(Work to complete) Check every line of the data below for "icon". Copy each one that has it.

(Input data)
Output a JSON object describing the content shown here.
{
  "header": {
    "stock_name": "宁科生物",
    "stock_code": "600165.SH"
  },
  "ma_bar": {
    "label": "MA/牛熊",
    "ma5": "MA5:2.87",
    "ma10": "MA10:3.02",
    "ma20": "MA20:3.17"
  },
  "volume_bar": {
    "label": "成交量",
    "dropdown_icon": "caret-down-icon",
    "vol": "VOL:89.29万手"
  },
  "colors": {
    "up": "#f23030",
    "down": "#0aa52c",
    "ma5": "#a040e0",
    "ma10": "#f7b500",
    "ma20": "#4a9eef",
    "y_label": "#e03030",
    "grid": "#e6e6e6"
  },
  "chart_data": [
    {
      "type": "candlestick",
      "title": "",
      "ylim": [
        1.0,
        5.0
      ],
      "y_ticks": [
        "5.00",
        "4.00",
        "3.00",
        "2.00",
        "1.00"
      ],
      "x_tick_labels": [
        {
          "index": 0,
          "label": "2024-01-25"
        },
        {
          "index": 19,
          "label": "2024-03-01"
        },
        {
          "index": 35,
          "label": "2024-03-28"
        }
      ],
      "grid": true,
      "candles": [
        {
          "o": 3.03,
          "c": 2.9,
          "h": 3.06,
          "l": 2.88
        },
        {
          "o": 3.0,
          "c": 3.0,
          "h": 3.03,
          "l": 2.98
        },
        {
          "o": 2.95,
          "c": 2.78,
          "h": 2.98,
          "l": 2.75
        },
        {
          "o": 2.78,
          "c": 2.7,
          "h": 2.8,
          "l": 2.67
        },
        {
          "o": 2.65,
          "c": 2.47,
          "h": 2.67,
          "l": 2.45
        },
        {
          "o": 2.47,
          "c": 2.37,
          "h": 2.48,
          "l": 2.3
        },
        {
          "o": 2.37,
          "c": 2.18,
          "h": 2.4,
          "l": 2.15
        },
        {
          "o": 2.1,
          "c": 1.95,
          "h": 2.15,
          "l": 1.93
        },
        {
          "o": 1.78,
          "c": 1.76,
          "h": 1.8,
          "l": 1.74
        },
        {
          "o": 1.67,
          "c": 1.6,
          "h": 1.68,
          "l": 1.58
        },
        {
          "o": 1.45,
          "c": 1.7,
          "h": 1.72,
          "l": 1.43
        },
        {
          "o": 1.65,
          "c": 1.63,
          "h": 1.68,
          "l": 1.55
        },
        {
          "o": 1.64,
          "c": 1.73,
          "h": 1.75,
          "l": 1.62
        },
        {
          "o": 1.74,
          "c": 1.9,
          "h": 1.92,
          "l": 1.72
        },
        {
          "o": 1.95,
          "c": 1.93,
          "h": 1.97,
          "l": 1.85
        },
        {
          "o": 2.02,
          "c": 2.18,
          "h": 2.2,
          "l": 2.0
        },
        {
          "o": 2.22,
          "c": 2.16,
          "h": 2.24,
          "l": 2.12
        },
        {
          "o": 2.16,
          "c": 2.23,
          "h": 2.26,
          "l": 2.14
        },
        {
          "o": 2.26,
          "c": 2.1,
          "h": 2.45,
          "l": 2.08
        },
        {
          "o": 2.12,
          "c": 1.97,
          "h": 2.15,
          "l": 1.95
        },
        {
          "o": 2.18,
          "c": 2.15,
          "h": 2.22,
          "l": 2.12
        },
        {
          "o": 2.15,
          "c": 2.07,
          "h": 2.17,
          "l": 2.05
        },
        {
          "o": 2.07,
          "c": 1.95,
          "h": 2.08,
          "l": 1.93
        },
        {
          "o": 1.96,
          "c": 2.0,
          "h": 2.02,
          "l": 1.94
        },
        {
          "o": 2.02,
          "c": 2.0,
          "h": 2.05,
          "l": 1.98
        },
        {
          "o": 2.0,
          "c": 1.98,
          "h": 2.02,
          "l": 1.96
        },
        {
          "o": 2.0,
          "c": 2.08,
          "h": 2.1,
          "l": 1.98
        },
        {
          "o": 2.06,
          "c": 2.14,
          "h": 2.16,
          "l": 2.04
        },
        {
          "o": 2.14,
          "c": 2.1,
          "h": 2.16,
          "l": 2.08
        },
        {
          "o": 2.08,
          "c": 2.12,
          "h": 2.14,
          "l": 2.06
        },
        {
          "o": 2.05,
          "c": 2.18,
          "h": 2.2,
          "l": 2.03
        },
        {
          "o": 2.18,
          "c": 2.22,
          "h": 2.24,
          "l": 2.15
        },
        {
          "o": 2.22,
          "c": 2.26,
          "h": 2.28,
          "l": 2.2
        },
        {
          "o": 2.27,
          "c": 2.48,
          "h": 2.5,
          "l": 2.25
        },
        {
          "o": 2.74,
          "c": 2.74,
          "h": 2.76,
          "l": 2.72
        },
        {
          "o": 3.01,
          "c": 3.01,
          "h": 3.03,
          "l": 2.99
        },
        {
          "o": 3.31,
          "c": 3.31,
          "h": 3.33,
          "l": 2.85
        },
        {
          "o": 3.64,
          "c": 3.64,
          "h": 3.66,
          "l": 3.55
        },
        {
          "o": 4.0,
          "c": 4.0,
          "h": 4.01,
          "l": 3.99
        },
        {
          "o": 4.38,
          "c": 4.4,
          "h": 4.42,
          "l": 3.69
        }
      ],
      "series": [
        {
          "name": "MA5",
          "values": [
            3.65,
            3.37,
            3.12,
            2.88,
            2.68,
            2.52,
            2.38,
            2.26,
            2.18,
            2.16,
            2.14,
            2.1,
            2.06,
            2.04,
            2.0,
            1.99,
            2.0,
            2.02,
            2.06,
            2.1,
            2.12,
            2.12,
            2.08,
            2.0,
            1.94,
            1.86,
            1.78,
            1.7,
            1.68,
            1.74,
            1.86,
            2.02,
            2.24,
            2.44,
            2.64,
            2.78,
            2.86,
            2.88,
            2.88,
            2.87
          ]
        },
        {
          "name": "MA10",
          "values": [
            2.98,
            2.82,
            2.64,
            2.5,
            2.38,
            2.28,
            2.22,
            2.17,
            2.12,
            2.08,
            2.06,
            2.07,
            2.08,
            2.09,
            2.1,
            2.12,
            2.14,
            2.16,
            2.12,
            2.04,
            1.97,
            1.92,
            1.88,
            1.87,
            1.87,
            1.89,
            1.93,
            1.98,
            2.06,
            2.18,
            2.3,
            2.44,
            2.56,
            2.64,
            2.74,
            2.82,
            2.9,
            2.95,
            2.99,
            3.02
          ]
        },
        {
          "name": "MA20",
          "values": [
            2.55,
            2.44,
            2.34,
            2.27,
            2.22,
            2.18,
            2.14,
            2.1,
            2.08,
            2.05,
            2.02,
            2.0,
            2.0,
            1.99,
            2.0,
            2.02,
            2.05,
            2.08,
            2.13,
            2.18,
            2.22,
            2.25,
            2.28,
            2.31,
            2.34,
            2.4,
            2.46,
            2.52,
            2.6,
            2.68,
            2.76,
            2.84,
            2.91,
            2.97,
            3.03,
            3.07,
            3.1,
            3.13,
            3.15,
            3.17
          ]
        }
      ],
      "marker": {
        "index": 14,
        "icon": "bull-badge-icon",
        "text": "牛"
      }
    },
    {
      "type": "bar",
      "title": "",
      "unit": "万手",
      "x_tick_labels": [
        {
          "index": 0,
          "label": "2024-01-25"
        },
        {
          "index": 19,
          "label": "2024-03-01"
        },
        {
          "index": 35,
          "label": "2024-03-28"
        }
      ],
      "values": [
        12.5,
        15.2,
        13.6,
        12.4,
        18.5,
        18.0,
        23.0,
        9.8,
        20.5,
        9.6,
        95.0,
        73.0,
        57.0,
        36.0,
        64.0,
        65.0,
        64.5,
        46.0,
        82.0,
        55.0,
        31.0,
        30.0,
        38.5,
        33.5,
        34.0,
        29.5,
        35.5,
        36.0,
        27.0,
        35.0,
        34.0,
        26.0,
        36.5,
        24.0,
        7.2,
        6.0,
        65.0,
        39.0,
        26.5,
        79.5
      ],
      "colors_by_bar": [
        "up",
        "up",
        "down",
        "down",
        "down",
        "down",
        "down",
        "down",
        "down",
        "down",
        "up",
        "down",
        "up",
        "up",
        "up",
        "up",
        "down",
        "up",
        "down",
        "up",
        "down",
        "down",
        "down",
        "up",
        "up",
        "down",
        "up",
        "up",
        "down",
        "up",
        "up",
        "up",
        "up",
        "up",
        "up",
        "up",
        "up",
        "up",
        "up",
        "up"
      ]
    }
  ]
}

(Answer area)
    "dropdown_icon": "caret-down-icon",
        "icon": "bull-badge-icon",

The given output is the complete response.